Search this website
| Options Options
Search Type
Document Actions
 

Vertebrate Toxic Agents (VTAs)

Vertebrate Toxic Agents (VTAs) can harm humans and the environment if not used correctly. You need to follow the rules for handling, using and storing them to protect yourself, other people, and the environment.This page contains information to assist pest controllers on managing these hazardous chemicals. Some fumigants are used for vertebrate pest control, for example magnesium phospide (Magtoxin). Refer to the fumigants page for more information.

 

Rules for using VTAs

All approved hazardous substances have rules for safe use and storage. Find out what rules (controls) apply to your VTA by searching the Approved Hazardous Substances with Controls register.

 

Controlled substance licence

Anyone who manufactures, sells, uses, stores or disposes of cyanide, 1080, DRC 1339, yellow phosphorus and some pindone products will need a controlled substance licence (CSL).

 

Permissions

If you are using a VTA during a pest control operation, you may need permission from the Department of Conservation (DoC) and/or the Public Health Unit (PHU) of the local District Health Board. The Environmental Protection Authority (EPA) maintains oversight of the issuing of permissions.

Read more about permissions

 

Tracking

Many VTAs are required to be tracked.
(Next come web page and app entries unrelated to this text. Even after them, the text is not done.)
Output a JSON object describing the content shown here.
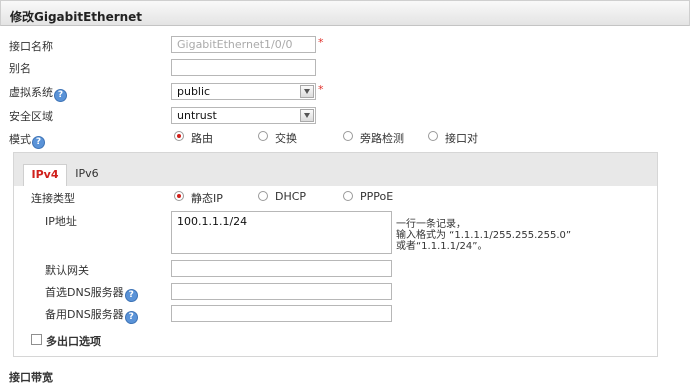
{
  "header": {
    "title": "修改GigabitEthernet"
  },
  "form": {
    "interface_name_label": "接口名称",
    "interface_name_value": "GigabitEthernet1/0/0",
    "alias_label": "别名",
    "alias_value": "",
    "vsys_label": "虚拟系统",
    "vsys_value": "public",
    "zone_label": "安全区域",
    "zone_value": "untrust",
    "mode_label": "模式",
    "mode_options": [
      "路由",
      "交换",
      "旁路检测",
      "接口对"
    ],
    "mode_selected": "路由",
    "required_mark": "*"
  },
  "tabs": {
    "ipv4": "IPv4",
    "ipv6": "IPv6",
    "active": "IPv4"
  },
  "ipv4": {
    "conn_type_label": "连接类型",
    "conn_options": [
      "静态IP",
      "DHCP",
      "PPPoE"
    ],
    "conn_selected": "静态IP",
    "ip_label": "IP地址",
    "ip_value": "100.1.1.1/24",
    "hint_lines": [
      "一行一条记录，",
      "输入格式为 “1.1.1.1/255.255.255.0”",
      "或者“1.1.1.1/24”。"
    ],
    "gateway_label": "默认网关",
    "gateway_value": "",
    "dns1_label": "首选DNS服务器",
    "dns1_value": "",
    "dns2_label": "备用DNS服务器",
    "dns2_value": "",
    "multi_exit_label": "多出口选项",
    "multi_exit_checked": false
  },
  "footer": {
    "bandwidth_label": "接口带宽"
  },
  "icons": {
    "help": "?",
    "help_icon_name": "help-icon"
  },
  "colors": {
    "accent_red": "#d0201c",
    "help_blue": "#5a93d8"
  }
}
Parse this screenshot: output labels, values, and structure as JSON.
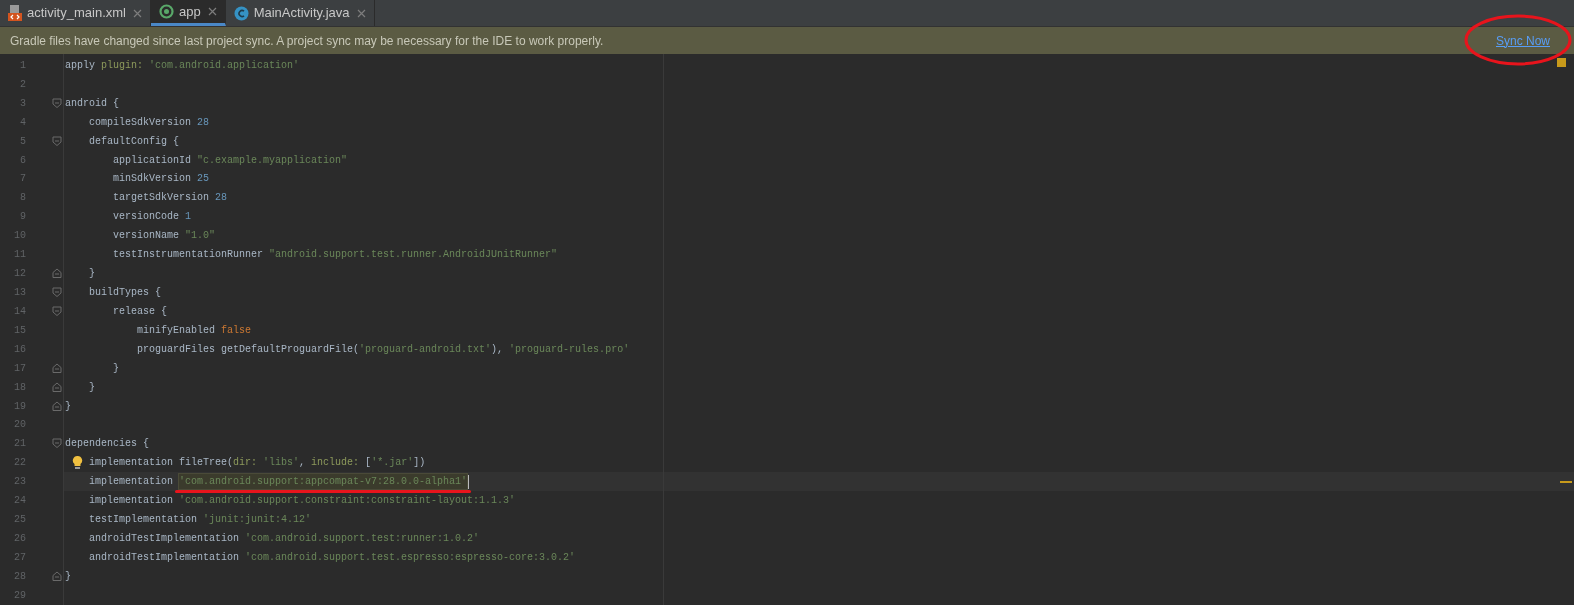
{
  "tabs": [
    {
      "label": "activity_main.xml",
      "kind": "layout",
      "selected": false
    },
    {
      "label": "app",
      "kind": "gradle",
      "selected": true
    },
    {
      "label": "MainActivity.java",
      "kind": "class",
      "selected": false
    }
  ],
  "banner": {
    "message": "Gradle files have changed since last project sync. A project sync may be necessary for the IDE to work properly.",
    "action": {
      "text": "Sync Now",
      "circled": true
    }
  },
  "editor": {
    "lines": [
      {
        "number": "1",
        "tokens": [
          {
            "text": "apply ",
            "kind": "plain"
          },
          {
            "text": "plugin: ",
            "kind": "named"
          },
          {
            "text": "'com.android.application'",
            "kind": "string"
          }
        ]
      },
      {
        "number": "2"
      },
      {
        "number": "3",
        "fold_start": true,
        "tokens": [
          {
            "text": "android {",
            "kind": "plain"
          }
        ]
      },
      {
        "number": "4",
        "tokens": [
          {
            "text": "    compileSdkVersion ",
            "kind": "plain"
          },
          {
            "text": "28",
            "kind": "number"
          }
        ]
      },
      {
        "number": "5",
        "fold_start": true,
        "tokens": [
          {
            "text": "    defaultConfig {",
            "kind": "plain"
          }
        ]
      },
      {
        "number": "6",
        "tokens": [
          {
            "text": "        applicationId ",
            "kind": "plain"
          },
          {
            "text": "\"c.example.myapplication\"",
            "kind": "string"
          }
        ]
      },
      {
        "number": "7",
        "tokens": [
          {
            "text": "        minSdkVersion ",
            "kind": "plain"
          },
          {
            "text": "25",
            "kind": "number"
          }
        ]
      },
      {
        "number": "8",
        "tokens": [
          {
            "text": "        targetSdkVersion ",
            "kind": "plain"
          },
          {
            "text": "28",
            "kind": "number"
          }
        ]
      },
      {
        "number": "9",
        "tokens": [
          {
            "text": "        versionCode ",
            "kind": "plain"
          },
          {
            "text": "1",
            "kind": "number"
          }
        ]
      },
      {
        "number": "10",
        "tokens": [
          {
            "text": "        versionName ",
            "kind": "plain"
          },
          {
            "text": "\"1.0\"",
            "kind": "string"
          }
        ]
      },
      {
        "number": "11",
        "tokens": [
          {
            "text": "        testInstrumentationRunner ",
            "kind": "plain"
          },
          {
            "text": "\"android.support.test.runner.AndroidJUnitRunner\"",
            "kind": "string"
          }
        ]
      },
      {
        "number": "12",
        "fold_end": true,
        "tokens": [
          {
            "text": "    }",
            "kind": "plain"
          }
        ]
      },
      {
        "number": "13",
        "fold_start": true,
        "tokens": [
          {
            "text": "    buildTypes {",
            "kind": "plain"
          }
        ]
      },
      {
        "number": "14",
        "fold_start": true,
        "tokens": [
          {
            "text": "        release {",
            "kind": "plain"
          }
        ]
      },
      {
        "number": "15",
        "tokens": [
          {
            "text": "            minifyEnabled ",
            "kind": "plain"
          },
          {
            "text": "false",
            "kind": "keyword"
          }
        ]
      },
      {
        "number": "16",
        "tokens": [
          {
            "text": "            proguardFiles getDefaultProguardFile(",
            "kind": "plain"
          },
          {
            "text": "'proguard-android.txt'",
            "kind": "string"
          },
          {
            "text": "), ",
            "kind": "plain"
          },
          {
            "text": "'proguard-rules.pro'",
            "kind": "string"
          }
        ]
      },
      {
        "number": "17",
        "fold_end": true,
        "tokens": [
          {
            "text": "        }",
            "kind": "plain"
          }
        ]
      },
      {
        "number": "18",
        "fold_end": true,
        "tokens": [
          {
            "text": "    }",
            "kind": "plain"
          }
        ]
      },
      {
        "number": "19",
        "fold_end": true,
        "tokens": [
          {
            "text": "}",
            "kind": "plain"
          }
        ]
      },
      {
        "number": "20"
      },
      {
        "number": "21",
        "fold_start": true,
        "tokens": [
          {
            "text": "dependencies {",
            "kind": "plain"
          }
        ]
      },
      {
        "number": "22",
        "bulb": true,
        "tokens": [
          {
            "text": "    implementation fileTree(",
            "kind": "plain"
          },
          {
            "text": "dir: ",
            "kind": "named"
          },
          {
            "text": "'libs'",
            "kind": "string"
          },
          {
            "text": ", ",
            "kind": "plain"
          },
          {
            "text": "include: ",
            "kind": "named"
          },
          {
            "text": "[",
            "kind": "plain"
          },
          {
            "text": "'*.jar'",
            "kind": "string"
          },
          {
            "text": "])",
            "kind": "plain"
          }
        ]
      },
      {
        "number": "23",
        "current": true,
        "tokens": [
          {
            "text": "    implementation ",
            "kind": "plain"
          },
          {
            "text": "'com.android.support:appcompat-v7:28.0.0-alpha1'",
            "kind": "string",
            "marked": true
          }
        ]
      },
      {
        "number": "24",
        "tokens": [
          {
            "text": "    implementation ",
            "kind": "plain"
          },
          {
            "text": "'com.android.support.constraint:constraint-layout:1.1.3'",
            "kind": "string"
          }
        ]
      },
      {
        "number": "25",
        "tokens": [
          {
            "text": "    testImplementation ",
            "kind": "plain"
          },
          {
            "text": "'junit:junit:4.12'",
            "kind": "string"
          }
        ]
      },
      {
        "number": "26",
        "tokens": [
          {
            "text": "    androidTestImplementation ",
            "kind": "plain"
          },
          {
            "text": "'com.android.support.test:runner:1.0.2'",
            "kind": "string"
          }
        ]
      },
      {
        "number": "27",
        "tokens": [
          {
            "text": "    androidTestImplementation ",
            "kind": "plain"
          },
          {
            "text": "'com.android.support.test.espresso:espresso-core:3.0.2'",
            "kind": "string"
          }
        ]
      },
      {
        "number": "28",
        "fold_end": true,
        "tokens": [
          {
            "text": "}",
            "kind": "plain"
          }
        ]
      },
      {
        "number": "29"
      }
    ]
  }
}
These include:

  • DRC 1339
  • 3-chloro-p-toluidine hydrochloride
  • Potassium cyanide
  • Sodium cyanide
  • Yellow phosphorus
  • Sodium fluoroacetate (1080)
  • PAPP
  • Pindone
  • Microencapsulated zinc phosphide (MZP)

 

Tracking is the recording of what happens to the substance throughout its lifecycle. To buy a tracked substance your supplier will need to confirm there is an approved handler available, and that the site has a location test certificate if needed.

 

Test certification requirements

Depending on the type and amount of VTAs held at your site, you may require one or more of the following test certificates:

 

If you are unsure about your test certification requirements, contact a test certifier for advice.

As a general rule, you should keep the quantities of hazardous substances stored on your site to a minimum. In this way the risks may be reduced and the need for test certification reduced.

 

Last updated 15 September 2017

PLEASE NOTE

On Monday 4 April 2016, the New Health and Safety at Work Act 2015 (HSWA) came into effect.

HSWA repeals the Health and Safety in Employment Act 1992, with immediate effect.

All references to the 1992 Act on this website and within our guidance will be progressively removed.